When I finally landed in Santiago seven months ago after an arduous, two-day, budget-oriented journey from Lima, Peru, I was surprised at how easy everything was here in Chile. After a bit of “returner’s shock” in my beloved Peruvian capital, I found that things flowed smoothly from my arrival to Chile’s capital. I stepped out of the airport with my three heavy backpacks and onto a bus that deposited me at a metro station on the line that runs through the heart of Santiago.
My manager had set me up at her friend’s bright, spacious apartment in trendy Barrio Lastarria, where public transportation was just a few blocks away. I was suddenly connected to anywhere I needed to go, easily determined by a glance at Google Maps, rather than puzzling out Lima’s confusing-but-amazing bus system. And it was the middle of summer, so walking through the many green parks was equally as appealing. Even though Santiago is actually a giant, sprawling city, it feels small for visitors like me who stay in the fairly compact downtown area.
During my week in Santiago back in January, I embraced my new life as best I could. By day, I experienced what it was like to be a digital nomad, working from home to make decisions on teacher training and cross-cultural sessions for the volunteers’ upcoming orientation, and teaching my last few online classes before moving to the Valle de Elqui.
In the afternoons and evenings, I caught up with my Chilean friends from my time in Boston and wandered around the city, embracing Santiago with a new perspective, that of someone who would be living in Chile rather than passing through.

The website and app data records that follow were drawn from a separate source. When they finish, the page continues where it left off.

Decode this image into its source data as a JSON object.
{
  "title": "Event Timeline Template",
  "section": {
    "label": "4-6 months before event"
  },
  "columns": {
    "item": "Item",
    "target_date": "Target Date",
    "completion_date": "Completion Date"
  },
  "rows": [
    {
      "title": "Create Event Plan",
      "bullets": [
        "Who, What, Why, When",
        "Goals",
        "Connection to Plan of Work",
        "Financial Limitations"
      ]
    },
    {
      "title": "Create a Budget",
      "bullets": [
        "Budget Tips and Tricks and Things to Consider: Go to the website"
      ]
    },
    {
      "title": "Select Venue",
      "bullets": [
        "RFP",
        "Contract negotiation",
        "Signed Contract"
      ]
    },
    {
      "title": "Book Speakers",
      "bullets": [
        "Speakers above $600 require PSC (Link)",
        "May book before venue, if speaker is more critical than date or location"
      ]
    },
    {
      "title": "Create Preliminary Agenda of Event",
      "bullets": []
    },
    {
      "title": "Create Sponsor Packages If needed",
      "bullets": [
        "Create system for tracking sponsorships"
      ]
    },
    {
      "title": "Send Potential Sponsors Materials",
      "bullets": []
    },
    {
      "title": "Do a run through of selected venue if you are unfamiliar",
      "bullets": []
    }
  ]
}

Finally, it was time to move on to my new life in the Valle de Elqui. Like many Santiagans, I spent a leisurely Sunday afternoon in Parque Forestal, enjoying my time in the shade to read and write in my journal about all the emotions racing through me as I adjusted to my new life.
From there, I headed on to the Valle de Elqui to get acquainted with my new life. It was surprisingly challenging to leave Santiago, so I was happy to head back in early February to pick up the volunteers!
Learning about the Mapuche, Museo Precolombino, Santiago, Chile
My next trip to Santiago took place in May, when I returned for the long weekend for the Dia del Trabajador and to pick up a new volunteer. The chillier temperatures encouraged me to check out some museums I had yet to visit, such as the recently remodeled Museo de Arte Precolombino, the Museo Nacional de Bellas Artes, and the Museo de Arte Contemporáneo. I enjoyed the chance to take in the inspiration of the city.
Appreciating the Lovely Ladies Holding up the Museo de Bellas Artes, Santiago, Chile
Of course, another advantage to the city lifestyle is being able to eat well on each of my visits, and spend some time lounging in a cafe with my book or my journal and a pot of tea.
Delicious Lunch at an Argentine Restaurant in Santiago, Chile
Even though I haven’t actually lived in Santiago, I feel like I’ve managed to get a good sense of life in the city on my sporadic visits, and as I finish up my year in the Valle de Elqui, I’m considering moving there. My winter visit last month to show Sara the sites was quite pleasant despite the cold and the rain, and I learned even more about hidden corners that give the city its personality, as you’ll see in a future post.
Santiago is an inviting capital city and a place that seems both easy to get to know but full of hidden surprises, and I am glad that my life here has included time there!
Recommendations for Santiago, Chile:
• If you are looking for a family-owned, welcoming hostel with super comfortable beds, look no further than Makus Hostel. Arturo and his wife have created a great atmosphere for the traveler and provide a solid breakfast and nice hot showers. The hostel is also located within walking distance of the downtown area as well as Providencia, so it is a good base for further explorations.
• The Museo de Arte Precolombino has an extensive collection of art from all over Latin America and it is well worth a wander. On the first Sunday of every month, the museum is free; otherwise entry costs $3500CLP. The Cafe del Museo offers delicious lunch options at affordable prices, as you can see here!
• The Museo de Bellas Artes is currently undergoing remodelation but always has interesting thematic exhibits. As with other national museums, entry is free as of July 2015.
• Next door, the Museo de Arte Contemporaro is also undergoing remodeling but is worth a look.
• Parque Forestal’s green spaces and wide paths are excellent for a stroll or bike ride. On Sundays, the CicloRecreoVia closes down major roads running along the Parque Forestal for bikers and pedestrians, which is a great experience to get out in the city without worrying about traffic.